#### INSTRUCTIONS TO FOLLOW:
Where does the string "duration" appear in the records? Copy each line that holds it.

RECORDS FOR PROCESSING START

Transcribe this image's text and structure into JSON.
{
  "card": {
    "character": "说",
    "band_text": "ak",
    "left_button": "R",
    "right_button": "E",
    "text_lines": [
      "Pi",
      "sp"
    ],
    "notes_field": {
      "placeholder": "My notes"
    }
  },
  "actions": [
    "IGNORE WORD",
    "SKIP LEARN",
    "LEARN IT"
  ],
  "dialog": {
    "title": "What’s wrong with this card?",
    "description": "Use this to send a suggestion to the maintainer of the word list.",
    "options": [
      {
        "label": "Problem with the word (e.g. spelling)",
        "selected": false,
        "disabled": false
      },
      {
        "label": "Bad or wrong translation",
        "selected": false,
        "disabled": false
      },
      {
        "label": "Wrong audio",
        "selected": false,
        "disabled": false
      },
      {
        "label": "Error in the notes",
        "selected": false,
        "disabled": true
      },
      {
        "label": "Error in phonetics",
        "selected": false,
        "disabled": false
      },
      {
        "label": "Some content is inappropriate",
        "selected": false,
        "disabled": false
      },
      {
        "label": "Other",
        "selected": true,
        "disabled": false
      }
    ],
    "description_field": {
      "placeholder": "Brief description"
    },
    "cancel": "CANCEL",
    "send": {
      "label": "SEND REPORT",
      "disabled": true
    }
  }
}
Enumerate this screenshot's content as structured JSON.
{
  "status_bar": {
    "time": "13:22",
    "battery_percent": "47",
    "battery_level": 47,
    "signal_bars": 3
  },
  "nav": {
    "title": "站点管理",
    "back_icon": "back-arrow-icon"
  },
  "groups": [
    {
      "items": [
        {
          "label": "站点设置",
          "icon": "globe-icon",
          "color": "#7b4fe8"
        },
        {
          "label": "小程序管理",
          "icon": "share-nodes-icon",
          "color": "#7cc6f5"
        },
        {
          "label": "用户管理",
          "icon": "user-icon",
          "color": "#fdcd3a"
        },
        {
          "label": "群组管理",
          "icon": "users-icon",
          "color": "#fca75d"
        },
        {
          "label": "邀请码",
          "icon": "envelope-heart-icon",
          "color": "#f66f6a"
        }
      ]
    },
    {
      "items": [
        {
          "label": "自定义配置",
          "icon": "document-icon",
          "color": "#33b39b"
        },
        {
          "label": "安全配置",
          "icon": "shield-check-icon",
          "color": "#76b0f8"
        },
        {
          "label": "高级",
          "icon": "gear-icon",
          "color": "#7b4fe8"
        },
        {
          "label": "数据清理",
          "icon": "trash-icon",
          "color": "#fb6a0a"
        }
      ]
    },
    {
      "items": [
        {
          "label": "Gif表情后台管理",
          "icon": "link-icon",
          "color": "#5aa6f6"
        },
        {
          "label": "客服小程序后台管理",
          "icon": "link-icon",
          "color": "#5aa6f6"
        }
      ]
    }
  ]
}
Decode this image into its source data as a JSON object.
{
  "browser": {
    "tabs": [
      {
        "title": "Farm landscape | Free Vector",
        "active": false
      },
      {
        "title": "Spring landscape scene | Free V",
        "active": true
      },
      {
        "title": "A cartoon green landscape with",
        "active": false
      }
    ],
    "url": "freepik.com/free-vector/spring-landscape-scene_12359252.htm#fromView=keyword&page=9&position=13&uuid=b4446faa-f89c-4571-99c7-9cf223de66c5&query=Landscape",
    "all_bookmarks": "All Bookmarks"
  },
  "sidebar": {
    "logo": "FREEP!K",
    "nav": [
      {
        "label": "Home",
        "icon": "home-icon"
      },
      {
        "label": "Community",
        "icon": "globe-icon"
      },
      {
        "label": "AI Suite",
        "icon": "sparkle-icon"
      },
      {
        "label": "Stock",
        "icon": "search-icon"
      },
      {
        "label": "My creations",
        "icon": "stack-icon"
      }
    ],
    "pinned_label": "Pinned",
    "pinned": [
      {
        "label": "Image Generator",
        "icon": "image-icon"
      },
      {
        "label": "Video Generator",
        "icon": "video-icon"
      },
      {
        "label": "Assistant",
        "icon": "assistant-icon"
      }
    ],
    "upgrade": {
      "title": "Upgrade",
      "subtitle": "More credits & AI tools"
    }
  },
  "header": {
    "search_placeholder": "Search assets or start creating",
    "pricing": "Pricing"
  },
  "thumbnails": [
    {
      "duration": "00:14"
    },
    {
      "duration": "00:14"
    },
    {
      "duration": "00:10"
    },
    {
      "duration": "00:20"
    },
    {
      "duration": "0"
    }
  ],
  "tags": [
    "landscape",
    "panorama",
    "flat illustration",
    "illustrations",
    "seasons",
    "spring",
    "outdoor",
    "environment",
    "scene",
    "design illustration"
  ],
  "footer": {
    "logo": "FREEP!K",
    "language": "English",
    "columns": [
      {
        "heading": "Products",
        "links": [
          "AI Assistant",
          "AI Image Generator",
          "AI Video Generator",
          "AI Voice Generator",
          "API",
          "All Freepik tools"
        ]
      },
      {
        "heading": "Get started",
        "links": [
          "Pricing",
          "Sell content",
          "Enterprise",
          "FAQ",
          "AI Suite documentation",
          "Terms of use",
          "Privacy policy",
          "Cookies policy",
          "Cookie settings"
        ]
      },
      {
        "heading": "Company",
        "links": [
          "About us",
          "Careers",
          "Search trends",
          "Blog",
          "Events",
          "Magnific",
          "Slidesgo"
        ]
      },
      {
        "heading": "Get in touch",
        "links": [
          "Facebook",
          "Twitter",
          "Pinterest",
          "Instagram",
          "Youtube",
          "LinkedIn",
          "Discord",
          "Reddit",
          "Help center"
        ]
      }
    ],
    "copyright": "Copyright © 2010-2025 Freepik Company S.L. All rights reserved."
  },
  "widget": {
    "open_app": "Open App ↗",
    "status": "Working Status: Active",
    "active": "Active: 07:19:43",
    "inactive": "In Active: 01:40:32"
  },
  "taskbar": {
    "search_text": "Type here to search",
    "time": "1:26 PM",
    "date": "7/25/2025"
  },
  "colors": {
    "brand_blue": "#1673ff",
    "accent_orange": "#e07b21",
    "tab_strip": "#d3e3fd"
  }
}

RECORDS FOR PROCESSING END

#### COMPLETED EXERCISE:
      "duration": "00:14"
      "duration": "00:14"
      "duration": "00:10"
      "duration": "00:20"
      "duration": "0"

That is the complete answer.